Antiretroviral therapy (ART) is known to cause a number of adverse effects. The objective of this study was to determine the frequency and outcome of ART-related adverse events among patients aged 6 weeks to 18 years.
We followed up a cohort of 378 HIV-infected children and adolescents who started ART at the Baylor-Uganda Clinic during the period July 2004 to July 2009. Patients were started on zidovudine or stavudine, plus lamivudine, and efavirenz or nevirapine. Adverse events were recorded as they occurred. Descriptive analyses and Kaplan–Meier survival analysis were carried out.
Of 126 adverse events reported among 107 (28.3%) patients, dizziness (17.5%), diarrhea (13.5%), and nausea and vomiting (14.3%) were the most frequent. Anxiety/night mares, skin rashes, nail discoloration, and lipodystrophy each contributed between 5% and 10%; whereas anorexia, abdominal pain, hepatitis, and somnolence contributed 1%–5%. Amnesia, lactic acidosis, gynaecomastia, cardiomyopathy, and peripheral neuropathy were rare, each contributing less than 1% of the total events. The overall probability of remaining free of adverse events was 77.1% (95% confidence interval: 72.38 to 81.13) at month 6 of ART.
Among infants and young children, neurologic events could not be determined.
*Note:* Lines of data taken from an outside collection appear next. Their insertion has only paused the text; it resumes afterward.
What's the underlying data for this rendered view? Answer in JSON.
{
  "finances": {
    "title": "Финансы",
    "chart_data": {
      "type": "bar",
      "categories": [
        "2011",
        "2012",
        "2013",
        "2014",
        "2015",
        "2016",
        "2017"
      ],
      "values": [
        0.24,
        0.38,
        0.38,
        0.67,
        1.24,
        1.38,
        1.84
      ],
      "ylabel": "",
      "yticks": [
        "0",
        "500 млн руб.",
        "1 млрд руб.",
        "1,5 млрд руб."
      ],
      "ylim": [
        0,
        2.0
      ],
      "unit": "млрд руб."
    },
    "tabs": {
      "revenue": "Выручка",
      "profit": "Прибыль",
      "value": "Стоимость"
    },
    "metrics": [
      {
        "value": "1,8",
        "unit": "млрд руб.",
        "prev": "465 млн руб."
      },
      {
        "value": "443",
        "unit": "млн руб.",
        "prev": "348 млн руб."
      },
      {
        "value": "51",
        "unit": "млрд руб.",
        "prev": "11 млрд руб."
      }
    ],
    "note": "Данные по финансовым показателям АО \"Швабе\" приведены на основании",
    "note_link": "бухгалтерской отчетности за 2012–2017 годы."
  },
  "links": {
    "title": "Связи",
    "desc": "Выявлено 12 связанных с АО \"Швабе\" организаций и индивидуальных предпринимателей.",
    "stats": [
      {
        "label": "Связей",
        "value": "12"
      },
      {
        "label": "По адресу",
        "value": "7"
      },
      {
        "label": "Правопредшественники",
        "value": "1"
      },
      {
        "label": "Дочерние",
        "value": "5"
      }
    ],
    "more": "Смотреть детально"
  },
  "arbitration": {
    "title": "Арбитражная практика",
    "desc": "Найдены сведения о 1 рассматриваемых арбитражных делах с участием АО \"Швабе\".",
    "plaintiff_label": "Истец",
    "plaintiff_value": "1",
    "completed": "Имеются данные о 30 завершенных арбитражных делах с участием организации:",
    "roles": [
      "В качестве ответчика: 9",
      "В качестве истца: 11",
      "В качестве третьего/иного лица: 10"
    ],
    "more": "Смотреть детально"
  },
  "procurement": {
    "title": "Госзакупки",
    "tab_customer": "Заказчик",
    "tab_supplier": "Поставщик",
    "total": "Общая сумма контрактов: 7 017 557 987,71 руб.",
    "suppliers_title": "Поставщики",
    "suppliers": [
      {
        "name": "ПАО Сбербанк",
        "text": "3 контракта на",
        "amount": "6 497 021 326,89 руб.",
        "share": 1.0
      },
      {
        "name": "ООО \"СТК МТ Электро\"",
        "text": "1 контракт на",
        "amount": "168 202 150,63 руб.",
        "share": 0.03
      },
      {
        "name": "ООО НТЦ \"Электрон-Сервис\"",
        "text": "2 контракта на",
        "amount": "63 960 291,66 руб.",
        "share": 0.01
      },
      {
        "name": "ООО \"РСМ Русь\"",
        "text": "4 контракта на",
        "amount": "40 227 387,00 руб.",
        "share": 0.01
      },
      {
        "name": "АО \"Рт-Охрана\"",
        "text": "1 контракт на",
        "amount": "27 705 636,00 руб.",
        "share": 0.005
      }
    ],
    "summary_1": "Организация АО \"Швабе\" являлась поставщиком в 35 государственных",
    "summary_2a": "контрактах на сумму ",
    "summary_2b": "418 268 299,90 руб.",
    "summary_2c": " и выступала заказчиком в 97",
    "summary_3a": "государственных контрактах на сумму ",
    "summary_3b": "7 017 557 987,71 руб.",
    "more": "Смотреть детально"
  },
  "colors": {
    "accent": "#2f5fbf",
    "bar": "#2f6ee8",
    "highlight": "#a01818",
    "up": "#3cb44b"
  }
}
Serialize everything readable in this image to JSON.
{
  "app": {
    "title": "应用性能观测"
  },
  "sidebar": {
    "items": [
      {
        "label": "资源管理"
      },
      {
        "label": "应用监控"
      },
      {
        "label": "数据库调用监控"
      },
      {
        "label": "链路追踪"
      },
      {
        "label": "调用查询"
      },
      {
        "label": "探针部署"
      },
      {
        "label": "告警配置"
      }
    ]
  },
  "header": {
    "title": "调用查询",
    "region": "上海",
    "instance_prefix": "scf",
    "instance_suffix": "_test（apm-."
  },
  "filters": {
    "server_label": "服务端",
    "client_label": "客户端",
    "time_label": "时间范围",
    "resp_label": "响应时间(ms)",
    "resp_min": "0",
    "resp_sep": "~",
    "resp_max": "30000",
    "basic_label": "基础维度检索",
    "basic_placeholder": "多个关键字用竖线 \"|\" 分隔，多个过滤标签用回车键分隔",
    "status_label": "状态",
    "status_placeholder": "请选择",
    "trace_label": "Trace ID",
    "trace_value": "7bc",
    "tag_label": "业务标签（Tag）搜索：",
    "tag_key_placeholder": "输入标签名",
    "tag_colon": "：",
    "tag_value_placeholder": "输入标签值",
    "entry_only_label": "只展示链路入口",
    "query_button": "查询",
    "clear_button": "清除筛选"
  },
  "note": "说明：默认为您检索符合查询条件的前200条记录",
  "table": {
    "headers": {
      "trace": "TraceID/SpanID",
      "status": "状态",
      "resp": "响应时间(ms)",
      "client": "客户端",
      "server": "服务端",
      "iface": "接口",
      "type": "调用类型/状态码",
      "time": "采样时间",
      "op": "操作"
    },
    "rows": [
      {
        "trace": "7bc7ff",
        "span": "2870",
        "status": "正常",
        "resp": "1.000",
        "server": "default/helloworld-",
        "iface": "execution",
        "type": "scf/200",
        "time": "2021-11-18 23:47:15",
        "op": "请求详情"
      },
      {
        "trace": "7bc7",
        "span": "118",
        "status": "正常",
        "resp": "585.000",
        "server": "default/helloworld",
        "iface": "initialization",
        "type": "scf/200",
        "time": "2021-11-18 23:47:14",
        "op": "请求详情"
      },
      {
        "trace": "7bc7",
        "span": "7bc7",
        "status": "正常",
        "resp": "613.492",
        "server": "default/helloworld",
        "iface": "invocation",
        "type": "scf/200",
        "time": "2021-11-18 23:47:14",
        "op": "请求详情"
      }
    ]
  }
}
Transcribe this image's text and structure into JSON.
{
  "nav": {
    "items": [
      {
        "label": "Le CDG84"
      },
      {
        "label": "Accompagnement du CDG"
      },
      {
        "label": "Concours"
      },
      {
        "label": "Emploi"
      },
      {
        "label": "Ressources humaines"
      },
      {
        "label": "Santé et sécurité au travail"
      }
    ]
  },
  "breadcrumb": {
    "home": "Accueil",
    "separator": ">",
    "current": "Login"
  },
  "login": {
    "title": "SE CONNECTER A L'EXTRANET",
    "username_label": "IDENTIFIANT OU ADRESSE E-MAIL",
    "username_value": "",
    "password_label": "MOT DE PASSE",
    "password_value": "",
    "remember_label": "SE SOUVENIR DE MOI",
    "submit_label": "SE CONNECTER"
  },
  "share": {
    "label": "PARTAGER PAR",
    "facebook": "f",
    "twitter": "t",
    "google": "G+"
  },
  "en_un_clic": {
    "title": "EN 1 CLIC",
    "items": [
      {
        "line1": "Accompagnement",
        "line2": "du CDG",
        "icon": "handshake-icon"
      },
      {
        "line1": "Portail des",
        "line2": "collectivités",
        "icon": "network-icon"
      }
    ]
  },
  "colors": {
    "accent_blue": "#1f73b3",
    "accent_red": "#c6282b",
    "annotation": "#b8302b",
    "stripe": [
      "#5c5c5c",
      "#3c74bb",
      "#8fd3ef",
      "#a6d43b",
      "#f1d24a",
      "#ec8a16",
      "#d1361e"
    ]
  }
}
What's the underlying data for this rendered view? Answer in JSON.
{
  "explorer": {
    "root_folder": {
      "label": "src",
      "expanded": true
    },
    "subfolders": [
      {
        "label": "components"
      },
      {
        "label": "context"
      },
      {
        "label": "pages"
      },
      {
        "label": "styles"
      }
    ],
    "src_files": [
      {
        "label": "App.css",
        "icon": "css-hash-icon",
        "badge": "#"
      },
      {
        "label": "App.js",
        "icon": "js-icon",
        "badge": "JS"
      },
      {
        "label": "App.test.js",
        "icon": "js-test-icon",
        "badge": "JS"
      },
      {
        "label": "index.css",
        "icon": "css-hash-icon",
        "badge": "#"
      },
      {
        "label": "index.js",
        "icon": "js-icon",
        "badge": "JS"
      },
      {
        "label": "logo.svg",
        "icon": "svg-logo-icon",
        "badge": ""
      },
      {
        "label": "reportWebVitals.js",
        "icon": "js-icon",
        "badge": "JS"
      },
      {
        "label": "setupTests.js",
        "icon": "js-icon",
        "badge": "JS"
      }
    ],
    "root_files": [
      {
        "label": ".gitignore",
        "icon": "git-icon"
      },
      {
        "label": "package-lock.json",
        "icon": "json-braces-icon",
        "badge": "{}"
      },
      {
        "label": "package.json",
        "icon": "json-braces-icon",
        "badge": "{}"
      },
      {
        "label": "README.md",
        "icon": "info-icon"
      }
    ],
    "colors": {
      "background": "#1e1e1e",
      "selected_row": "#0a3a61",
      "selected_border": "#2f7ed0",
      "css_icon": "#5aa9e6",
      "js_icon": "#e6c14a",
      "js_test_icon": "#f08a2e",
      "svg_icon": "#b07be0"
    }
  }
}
Laboratory abnormalities were present at baseline and during follow-up, and hemoglobin levels increased significantly during the first 6 months of ART. There was no association between adverse events and baseline patient characteristics.
Close to one-third of children on ART experience adverse events. Most events occur within the first 3 months of ART and are not associated with baseline patient characteristics.
*Research Unit, Baylor College of Medicine Bristol Myers Squibb Children's Clinical Center of Excellence at Mulago Hospital, Kampala, Uganda
†Department of Pediatrics and Child Health, Makerere University College of Health Sciences, Kampala, Uganda
‡Makerere University, Johns Hopkins University Research Collaboration Clinic, Kampala, Uganda.
Correspondence to: Vincent J. Tukei, MBChB, MMed, MPH, Block 5 Mulago hospital, PO Box 72052, Kampala, Uganda (e-mail: firstname.lastname@example.org).
Supported by Cooperative agreement Number 5U2GPS000942 from Centers for Disease Control and Prevention (CDC). Abbott Fund provided the test kits used in this program; Clinton Foundation and Ministry of Health of Uganda provided the drugs used; and Baylor International Pediatric AIDS Initiative (BIPAI) provided technical support. Bristol Myers Squibb supplied the antiretroviral drugs to the Uganda ministry of health and provided the funds for the construction of the office block that houses the clinic.
Presented at the 2011 Sub-Saharan Africa Center for AIDS Research (CFAR) conference, May 25th to 27th, 2011, Kampala, Uganda.
The contents of this article are solely the responsibility of the authors and do not necessarily represent the views of CDC.
None of the authors received a stipend or salary from Bristol Myers Squibb or Abbott Fund.
The authors have no conflicts of interest to disclose.
Received August 18, 2011
Accepted November 15, 2011